Now, recreating such a curvature means introducing a slot somewhere in the paper blank to enable it to approximately bend in more than one plane. The challenge is to do that in such a way that the slot is hidden in the final product. A trick I use is to look at the decals and try to slot the paper below one of the sponsor logos/transitions, so it gets covered. This time, the transition between the red section and the carbon fibre underside was the perfect spot. Some sanding was required, and after I added the decals and treated the bodywork with my two varnishes, that was the result:
Only then was I able to fit everything together. This was significantly trickier than the front suspension, as most components were overconstrained, having to fit both through the (narrow) bodywork opening and to the gearbox casing mounting points while still remaining properly oriented.
Next, I moved on to the brakes/brake covers. I paid more attention to the front brakes, as their covers are less enclosed and allow more of a view of the finished assembly. As far as detailing is concerned, I built the discs, calipers, mounting support, wheel axle, nut and wheel mounting points. Some internals such as brake fluid pipes, electrical components or exact turning mechanisms are missing, because I really lacked the patience to build something so tiny that would not be visible once the car was completed.
The whole assembly was covered with the drums, one relatively simple component with cooling slots and a diameter of 33mm. And the front suspension was complete.

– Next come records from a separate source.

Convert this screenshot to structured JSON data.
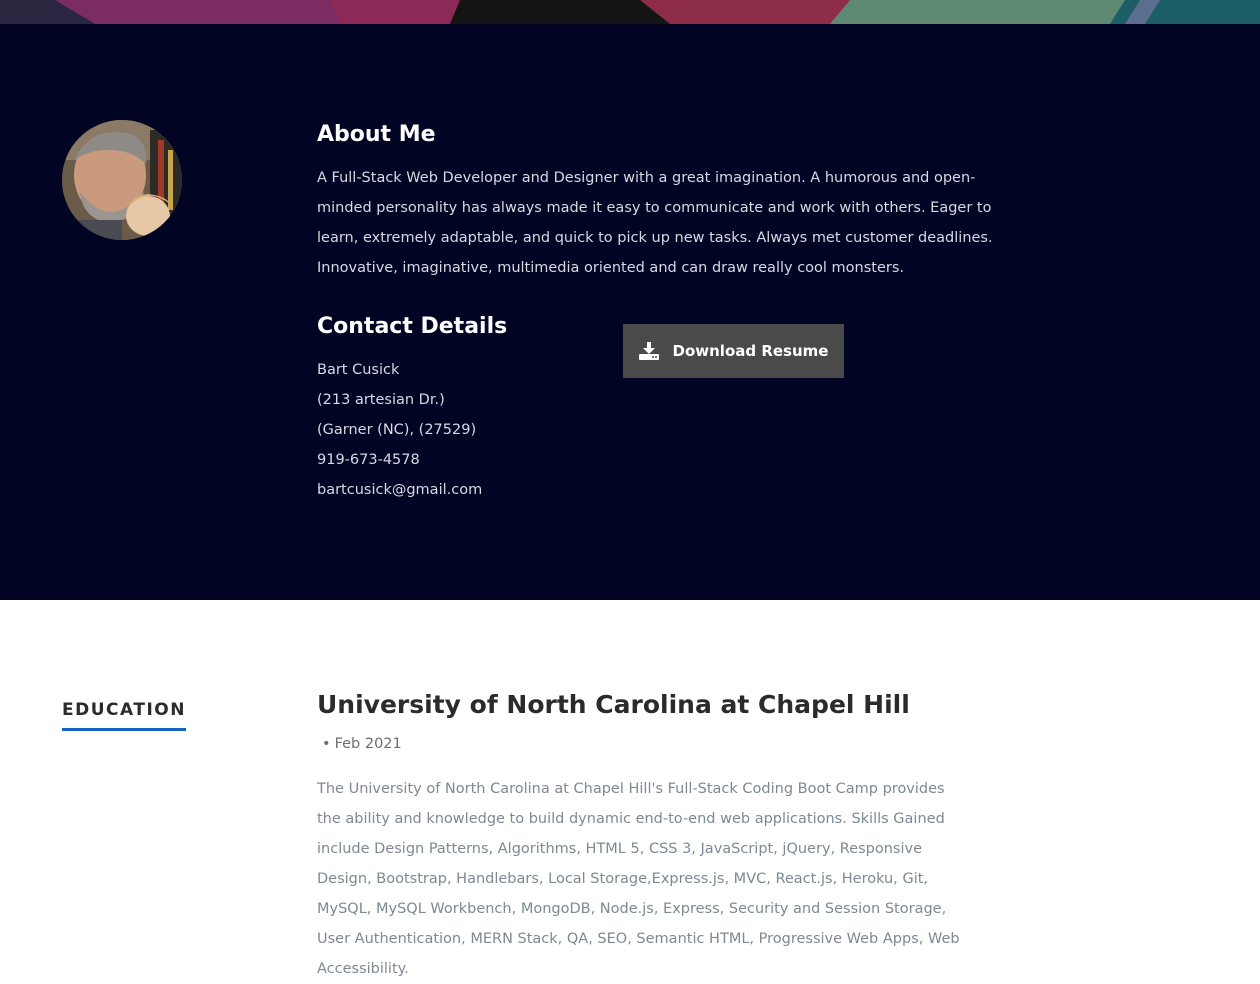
{
  "about": {
    "heading": "About Me",
    "text": "A Full-Stack Web Developer and Designer with a great imagination. A humorous and open-minded personality has always made it easy to communicate and work with others. Eager to learn, extremely adaptable, and quick to pick up new tasks. Always met customer deadlines. Innovative, imaginative, multimedia oriented and can draw really cool monsters."
  },
  "contact": {
    "heading": "Contact Details",
    "name": "Bart Cusick",
    "street": "(213 artesian Dr.)",
    "city": "(Garner (NC), (27529)",
    "phone": "919-673-4578",
    "email": "bartcusick@gmail.com"
  },
  "download_button": {
    "label": "Download Resume",
    "icon": "download-icon"
  },
  "education": {
    "section_label": "EDUCATION",
    "school": "University of North Carolina at Chapel Hill",
    "bullet": "•",
    "date": "Feb 2021",
    "description": "The University of North Carolina at Chapel Hill's Full-Stack Coding Boot Camp provides the ability and knowledge to build dynamic end-to-end web applications. Skills Gained include Design Patterns, Algorithms, HTML 5, CSS 3, JavaScript, jQuery, Responsive Design, Bootstrap, Handlebars, Local Storage,Express.js, MVC, React.js, Heroku, Git, MySQL, MySQL Workbench, MongoDB, Node.js, Express, Security and Session Storage, User Authentication, MERN Stack, QA, SEO, Semantic HTML, Progressive Web Apps, Web Accessibility."
  },
  "colors": {
    "about_background": "#020424",
    "button_background": "#4a4a4a",
    "accent_underline": "#1565c0"
  }
}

A very similar procedure followed for the rear brakes, their calipers are just a bit less detailed. Also, note how the rear axles are not hollow (blown) – they end with a sharp cone.
The rear drums are more enclosed. I had to build them from 4 pieces: the main drum cylinder, then a transition cone, then a ring , and finally, another cone facing inwards. In reality, all of this is a continuous rotational piece, but that would be near impossible to make at that scale.
Sadly, a picture of the carbon-covered result at that stage is not available (i.e. I forgot), so check it out in the next reports.
That's it for now, tune in next friday, when the next report will be published
Thanks for watching